Look for signs such as asymmetry, irregular border, varied color, enlarged diameter and a changing mole or lesion. We refer to these signs as the ABCDEs. Asymmetry: The shape of one half does not match the other half. Border that is irregular: The edges are often ragged, notched or blurred in outline.

Is a melanoma raised or flat?

The most common type of melanoma usually appears as a flat or barely raised lesion with irregular edges and different colours. Fifty per cent of these melanomas occur in preexisting moles.

How can you tell if a spot is cancerous?

Redness or new swelling beyond the border of a mole. Color that spreads from the border of a spot into surrounding skin. Itching, pain, or tenderness in an area that doesn’t go away or goes away then comes back. Changes in the surface of a mole: oozing, scaliness, bleeding, or the appearance of a lump or bump.
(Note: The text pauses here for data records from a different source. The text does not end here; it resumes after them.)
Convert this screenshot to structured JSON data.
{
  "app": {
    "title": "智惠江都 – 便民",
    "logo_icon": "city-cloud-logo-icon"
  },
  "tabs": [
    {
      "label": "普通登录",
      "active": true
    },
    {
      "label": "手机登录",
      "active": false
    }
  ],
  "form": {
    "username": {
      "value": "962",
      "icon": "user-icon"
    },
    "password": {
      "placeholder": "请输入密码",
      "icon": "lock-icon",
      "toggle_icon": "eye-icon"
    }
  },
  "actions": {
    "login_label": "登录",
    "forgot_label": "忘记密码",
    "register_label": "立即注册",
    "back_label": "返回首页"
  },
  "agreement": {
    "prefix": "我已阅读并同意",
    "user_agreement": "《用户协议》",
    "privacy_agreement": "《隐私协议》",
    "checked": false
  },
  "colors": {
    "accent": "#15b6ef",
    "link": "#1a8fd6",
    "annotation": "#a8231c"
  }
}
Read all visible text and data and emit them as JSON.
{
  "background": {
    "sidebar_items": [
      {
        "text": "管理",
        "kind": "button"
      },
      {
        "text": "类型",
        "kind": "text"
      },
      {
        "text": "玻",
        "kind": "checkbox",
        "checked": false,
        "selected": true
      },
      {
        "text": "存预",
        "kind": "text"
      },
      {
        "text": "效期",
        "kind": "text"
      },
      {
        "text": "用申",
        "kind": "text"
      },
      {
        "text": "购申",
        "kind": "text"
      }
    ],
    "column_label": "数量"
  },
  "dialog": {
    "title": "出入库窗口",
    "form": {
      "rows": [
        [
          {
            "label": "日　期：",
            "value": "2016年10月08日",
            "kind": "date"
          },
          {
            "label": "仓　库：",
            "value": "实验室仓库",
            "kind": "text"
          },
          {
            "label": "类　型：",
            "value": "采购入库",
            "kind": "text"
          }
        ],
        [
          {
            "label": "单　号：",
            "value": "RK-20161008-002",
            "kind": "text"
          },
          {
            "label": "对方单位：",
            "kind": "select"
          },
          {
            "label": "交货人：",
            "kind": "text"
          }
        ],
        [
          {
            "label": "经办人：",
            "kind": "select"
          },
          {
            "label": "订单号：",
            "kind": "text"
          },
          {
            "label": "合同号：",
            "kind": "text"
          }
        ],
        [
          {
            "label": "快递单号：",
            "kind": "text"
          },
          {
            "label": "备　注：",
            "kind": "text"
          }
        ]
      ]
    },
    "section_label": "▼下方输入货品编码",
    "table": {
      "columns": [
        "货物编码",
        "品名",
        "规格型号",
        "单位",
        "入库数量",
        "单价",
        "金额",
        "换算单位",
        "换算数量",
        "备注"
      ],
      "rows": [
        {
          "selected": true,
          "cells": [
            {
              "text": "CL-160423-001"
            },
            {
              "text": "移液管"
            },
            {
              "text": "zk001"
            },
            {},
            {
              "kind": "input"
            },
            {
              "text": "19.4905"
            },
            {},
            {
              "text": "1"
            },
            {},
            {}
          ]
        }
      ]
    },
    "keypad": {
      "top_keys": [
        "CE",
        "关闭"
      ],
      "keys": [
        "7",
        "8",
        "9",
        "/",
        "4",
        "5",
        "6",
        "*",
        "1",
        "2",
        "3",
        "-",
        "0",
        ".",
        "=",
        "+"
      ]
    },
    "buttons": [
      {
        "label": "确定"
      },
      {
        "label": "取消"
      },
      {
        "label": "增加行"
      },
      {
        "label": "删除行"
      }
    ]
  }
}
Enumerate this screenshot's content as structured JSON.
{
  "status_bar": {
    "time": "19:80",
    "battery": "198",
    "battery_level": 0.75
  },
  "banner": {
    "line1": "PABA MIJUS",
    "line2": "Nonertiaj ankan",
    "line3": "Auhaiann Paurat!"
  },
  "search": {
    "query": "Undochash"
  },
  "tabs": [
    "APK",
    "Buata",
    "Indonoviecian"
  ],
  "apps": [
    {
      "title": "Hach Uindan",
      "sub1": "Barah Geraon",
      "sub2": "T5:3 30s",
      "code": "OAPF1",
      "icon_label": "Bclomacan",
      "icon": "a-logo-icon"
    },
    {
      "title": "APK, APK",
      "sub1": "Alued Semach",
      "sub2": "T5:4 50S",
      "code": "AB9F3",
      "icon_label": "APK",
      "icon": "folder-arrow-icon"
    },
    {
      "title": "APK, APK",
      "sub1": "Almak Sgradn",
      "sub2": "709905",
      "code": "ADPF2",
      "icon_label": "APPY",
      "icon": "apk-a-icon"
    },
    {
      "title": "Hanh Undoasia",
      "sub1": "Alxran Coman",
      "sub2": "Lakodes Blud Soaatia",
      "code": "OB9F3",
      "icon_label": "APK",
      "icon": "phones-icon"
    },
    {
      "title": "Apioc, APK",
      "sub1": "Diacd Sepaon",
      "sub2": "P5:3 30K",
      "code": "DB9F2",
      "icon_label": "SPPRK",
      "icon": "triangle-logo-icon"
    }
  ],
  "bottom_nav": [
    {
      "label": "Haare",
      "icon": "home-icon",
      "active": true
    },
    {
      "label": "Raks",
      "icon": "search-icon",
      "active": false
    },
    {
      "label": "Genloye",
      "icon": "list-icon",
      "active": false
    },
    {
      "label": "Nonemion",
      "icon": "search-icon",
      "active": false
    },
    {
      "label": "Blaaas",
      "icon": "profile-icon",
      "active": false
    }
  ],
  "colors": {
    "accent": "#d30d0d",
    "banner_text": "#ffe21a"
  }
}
What does melanoma look like on your skin?

Border that is irregular: The edges are often ragged, notched, or blurred in outline. The pigment may spread into the surrounding skin. Color that is uneven: Shades of black, brown, and tan may be present. Areas of white, gray, red, pink, or blue may also be seen.

Are skin cancers painful?

Skin cancers often don’t cause bothersome symptoms until they have grown quite large. Then they may itch, bleed, or even hurt. But typically they can be seen or felt long before they reach this point.